Danny Cipriani has been warned by Eddie Jones that he will be placed on a flight back home if he misbehaves during England’s tour to South Africa.
Cipriani makes his first appearance in a senior squad under Jones on the strength of his sparkling form for Wasps – a decade after the last start in an international career of unrealised potential.
The 30-year-old, who is being considered at fly-half and full-back for the three-Test series against the Springboks beginning on June 9, was previously overlooked due to misgivings over his attitude.
Should he transgress again, however, he will be forced to return from South Africa alone.
“I haven’t discussed Danny’s temperament with him. I’ve been looking at it purely from a rugby point of view, what he can add and what he can do,” Jones said.

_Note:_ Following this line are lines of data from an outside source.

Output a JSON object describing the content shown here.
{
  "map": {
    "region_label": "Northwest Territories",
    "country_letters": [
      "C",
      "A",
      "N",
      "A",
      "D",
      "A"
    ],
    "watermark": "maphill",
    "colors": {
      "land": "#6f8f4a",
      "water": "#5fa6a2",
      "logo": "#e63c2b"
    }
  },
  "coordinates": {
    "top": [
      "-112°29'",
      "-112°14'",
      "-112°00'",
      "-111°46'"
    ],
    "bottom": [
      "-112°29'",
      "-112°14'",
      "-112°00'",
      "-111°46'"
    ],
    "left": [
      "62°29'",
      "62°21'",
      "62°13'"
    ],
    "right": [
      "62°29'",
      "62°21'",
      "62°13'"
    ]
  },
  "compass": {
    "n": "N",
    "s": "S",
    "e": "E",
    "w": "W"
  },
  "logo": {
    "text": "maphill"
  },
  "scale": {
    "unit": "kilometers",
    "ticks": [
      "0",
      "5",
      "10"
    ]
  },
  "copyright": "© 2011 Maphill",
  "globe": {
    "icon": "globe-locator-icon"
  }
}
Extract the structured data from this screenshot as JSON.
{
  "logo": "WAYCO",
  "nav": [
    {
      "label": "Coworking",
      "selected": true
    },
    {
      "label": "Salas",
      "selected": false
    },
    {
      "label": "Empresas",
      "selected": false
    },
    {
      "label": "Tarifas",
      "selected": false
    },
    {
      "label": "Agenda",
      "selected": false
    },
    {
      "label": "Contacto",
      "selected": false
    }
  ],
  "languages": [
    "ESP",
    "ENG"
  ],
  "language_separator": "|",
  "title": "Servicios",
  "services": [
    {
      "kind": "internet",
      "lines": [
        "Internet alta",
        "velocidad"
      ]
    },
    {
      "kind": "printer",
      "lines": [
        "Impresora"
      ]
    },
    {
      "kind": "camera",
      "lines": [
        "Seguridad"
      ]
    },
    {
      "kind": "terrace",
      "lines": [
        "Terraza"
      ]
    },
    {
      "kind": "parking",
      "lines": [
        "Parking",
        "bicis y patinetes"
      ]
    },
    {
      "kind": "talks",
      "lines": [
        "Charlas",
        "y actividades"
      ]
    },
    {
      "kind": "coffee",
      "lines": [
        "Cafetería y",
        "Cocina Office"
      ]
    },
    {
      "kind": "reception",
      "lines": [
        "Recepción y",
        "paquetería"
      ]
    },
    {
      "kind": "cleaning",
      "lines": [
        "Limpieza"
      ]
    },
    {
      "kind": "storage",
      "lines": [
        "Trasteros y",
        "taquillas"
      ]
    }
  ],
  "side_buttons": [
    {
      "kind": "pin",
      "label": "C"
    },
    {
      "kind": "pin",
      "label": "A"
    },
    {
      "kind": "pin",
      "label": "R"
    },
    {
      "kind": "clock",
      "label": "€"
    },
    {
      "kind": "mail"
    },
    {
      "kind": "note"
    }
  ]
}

“If he’s a good character he could be in the team for a long time. If he’s a bad character, there’s always a plane back from Johannesburg.”
Martin Johnson and Stuart Lancaster are previous England coaches who viewed Cipriani’s antics as too high a price to pay for his obvious talent, while at club level his career has been nomadic.
“We need to give him that flexibility to display his talent. He’s definitely got a creative talent and we don’t want to annul that, but he has to understand there’s a team and he has to play within that team. It’ll be exciting to see how he goes.”
More controversial than Cipriani’s return is the decision to pick flanker Brad Shields – one of eight uncapped players in the 34-man squad – despite the Hurricanes captain being midway through the Super Rugby season.
The 27-year-old was born and raised in New Zealand but has never been capped by the All Blacks and qualifies for England through his parents. Meanwhile, back row James Haskell is among the players who have been rested.
Shields’ inclusion has been criticised by New Zealand Rugby, who nevertheless revealed they will not stand in his path.
“(New Zealand coach) Steve Hansen is old enough and wise enough to know who he wants to pick and I’m old enough and wise enough to know who I want to pick. And I think Shields will add to the team,” Jones said.
The task of leading England in South Africa falls to Owen Farrell in the absence of the concussed Dylan Hartley.
“In English rugby in particular, the key for the captain is to get unity and to get people to work together because the sporting environment here is based around selfishness. It is about the individual game,” Jones said.
“During the Six Nations we got complacent about unity, without a doubt, and that’s again my responsibility.”